"Prolonged breastfeeding increases the risk of having dental caries. Preventive interventions for dental caries should be established as early as possible because breastfeeding is beneficial for children’s health. Mechanisms underlying this process should be investigated more deeply," the study concluded.

Márcia Vitolo, a professor of health sciences at the Federal University of Health Sciences in Porto Alegre, Brazil, told CNN that prolonged breastfeeding and the amount of sugar content in the milk was able to explain the results of the study. Even though, she was not involved in this study herself, she had conducted similar ones of her own.

"I believe that there is association between breastfeeding and cavities when the environment is unhealthy — like there is a high frequency of breastfeeding during day and night and consumption of sweets and candies," said Vitolo.

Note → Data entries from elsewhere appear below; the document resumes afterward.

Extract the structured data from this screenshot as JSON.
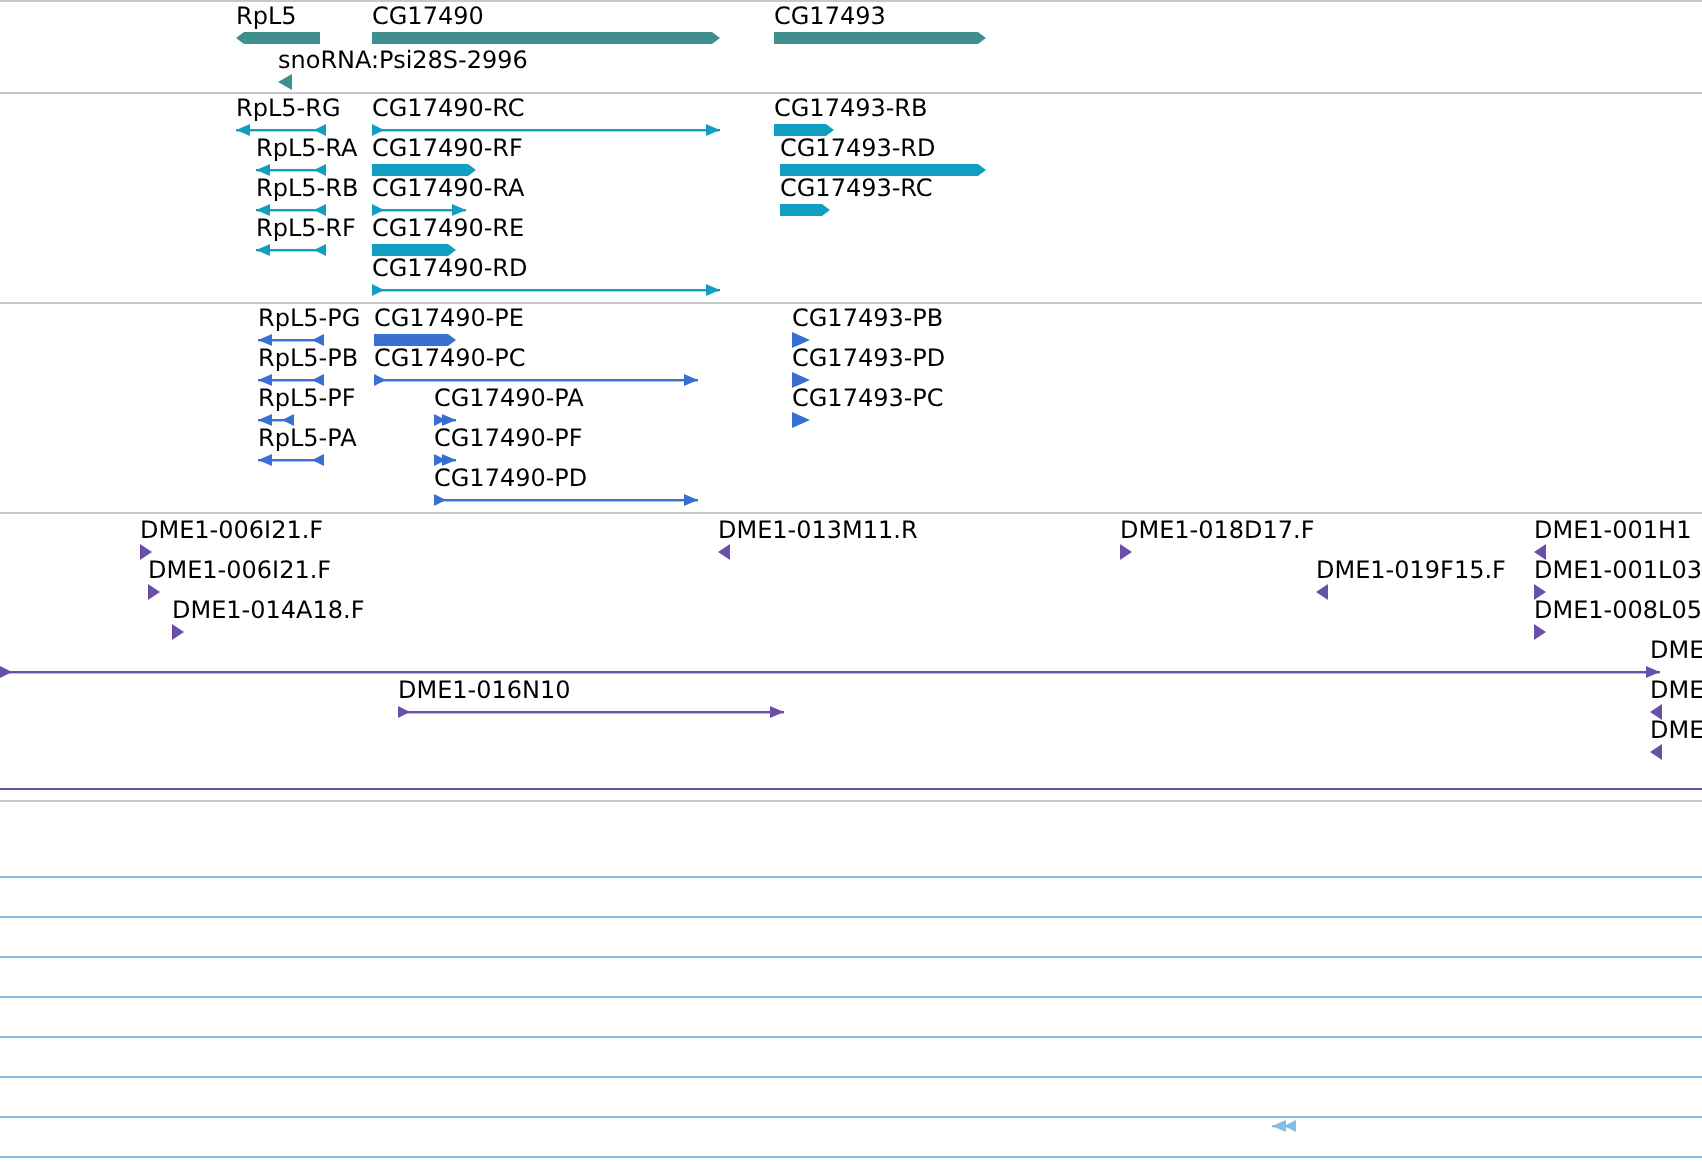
{
  "tracks": [
    {
      "kind": "gene",
      "features": [
        {
          "label": "RpL5",
          "reverse": true
        },
        {
          "label": "CG17490",
          "reverse": false
        },
        {
          "label": "CG17493",
          "reverse": false
        },
        {
          "label": "snoRNA:Psi28S-2996",
          "reverse": true
        }
      ]
    },
    {
      "kind": "transcript",
      "features": [
        {
          "label": "RpL5-RG",
          "reverse": true
        },
        {
          "label": "RpL5-RA",
          "reverse": true
        },
        {
          "label": "RpL5-RB",
          "reverse": true
        },
        {
          "label": "RpL5-RF",
          "reverse": true
        },
        {
          "label": "CG17490-RC",
          "reverse": false
        },
        {
          "label": "CG17490-RF",
          "reverse": false
        },
        {
          "label": "CG17490-RA",
          "reverse": false
        },
        {
          "label": "CG17490-RE",
          "reverse": false
        },
        {
          "label": "CG17490-RD",
          "reverse": false
        },
        {
          "label": "CG17493-RB",
          "reverse": false
        },
        {
          "label": "CG17493-RD",
          "reverse": false
        },
        {
          "label": "CG17493-RC",
          "reverse": false
        }
      ]
    },
    {
      "kind": "protein",
      "features": [
        {
          "label": "RpL5-PG",
          "reverse": true
        },
        {
          "label": "RpL5-PB",
          "reverse": true
        },
        {
          "label": "RpL5-PF",
          "reverse": true
        },
        {
          "label": "RpL5-PA",
          "reverse": true
        },
        {
          "label": "CG17490-PE",
          "reverse": false
        },
        {
          "label": "CG17490-PC",
          "reverse": false
        },
        {
          "label": "CG17490-PA",
          "reverse": false
        },
        {
          "label": "CG17490-PF",
          "reverse": false
        },
        {
          "label": "CG17490-PD",
          "reverse": false
        },
        {
          "label": "CG17493-PB",
          "reverse": false
        },
        {
          "label": "CG17493-PD",
          "reverse": false
        },
        {
          "label": "CG17493-PC",
          "reverse": false
        }
      ]
    },
    {
      "kind": "clone",
      "features": [
        {
          "label": "DME1-006I21.F",
          "reverse": false
        },
        {
          "label": "DME1-006I21.F",
          "reverse": false
        },
        {
          "label": "DME1-014A18.F",
          "reverse": false
        },
        {
          "label": "DME1-013M11.R",
          "reverse": true
        },
        {
          "label": "DME1-018D17.F",
          "reverse": false
        },
        {
          "label": "DME1-019F15.F",
          "reverse": true
        },
        {
          "label": "DME1-001H1",
          "reverse": true
        },
        {
          "label": "DME1-001L03",
          "reverse": false
        },
        {
          "label": "DME1-008L05",
          "reverse": false
        },
        {
          "label": "DME",
          "reverse": false
        },
        {
          "label": "DME",
          "reverse": true
        },
        {
          "label": "DME",
          "reverse": true
        },
        {
          "label": "DME1-016N10",
          "reverse": false
        }
      ]
    },
    {
      "kind": "empty",
      "features": [
        {
          "reverse": true
        }
      ]
    }
  ]
}
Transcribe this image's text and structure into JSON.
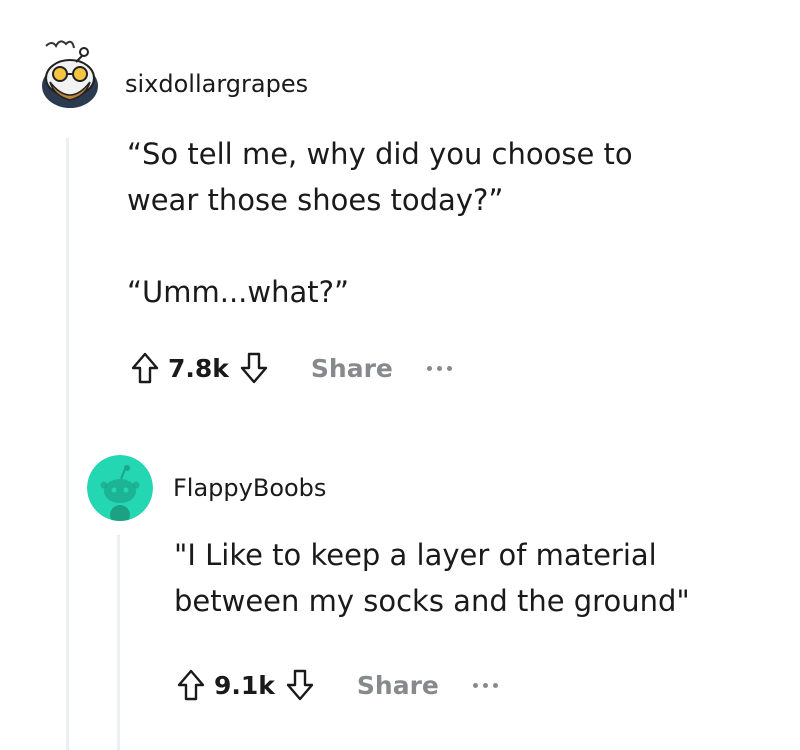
{
  "comments": [
    {
      "username": "sixdollargrapes",
      "paragraphs": [
        "“So tell me, why did you choose to wear those shoes today?”",
        "“Umm...what?”"
      ],
      "score": "7.8k",
      "share_label": "Share",
      "avatar_icon": "snoo-chef-avatar-icon"
    },
    {
      "username": "FlappyBoobs",
      "paragraphs": [
        "\"I Like to keep a layer of material between my socks and the ground\""
      ],
      "score": "9.1k",
      "share_label": "Share",
      "avatar_icon": "snoo-teal-avatar-icon"
    }
  ],
  "colors": {
    "thread_line": "#edeff1",
    "share_text": "#878a8c",
    "avatar_teal": "#24d6b2",
    "text": "#1a1a1b"
  }
}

Breastfeeding also has its own dental benefits, according to a separate study conducted by Peres in 2015. She found that kids were 72 percent less probable to have crooked teeth if they were breast-bed exclusively for six months. It can also minimize the risk of a condition called baby bottle tooth decay, which often happens when kids are put to bed with bottles containing sugary drinks or the bottle is used as a pacifier.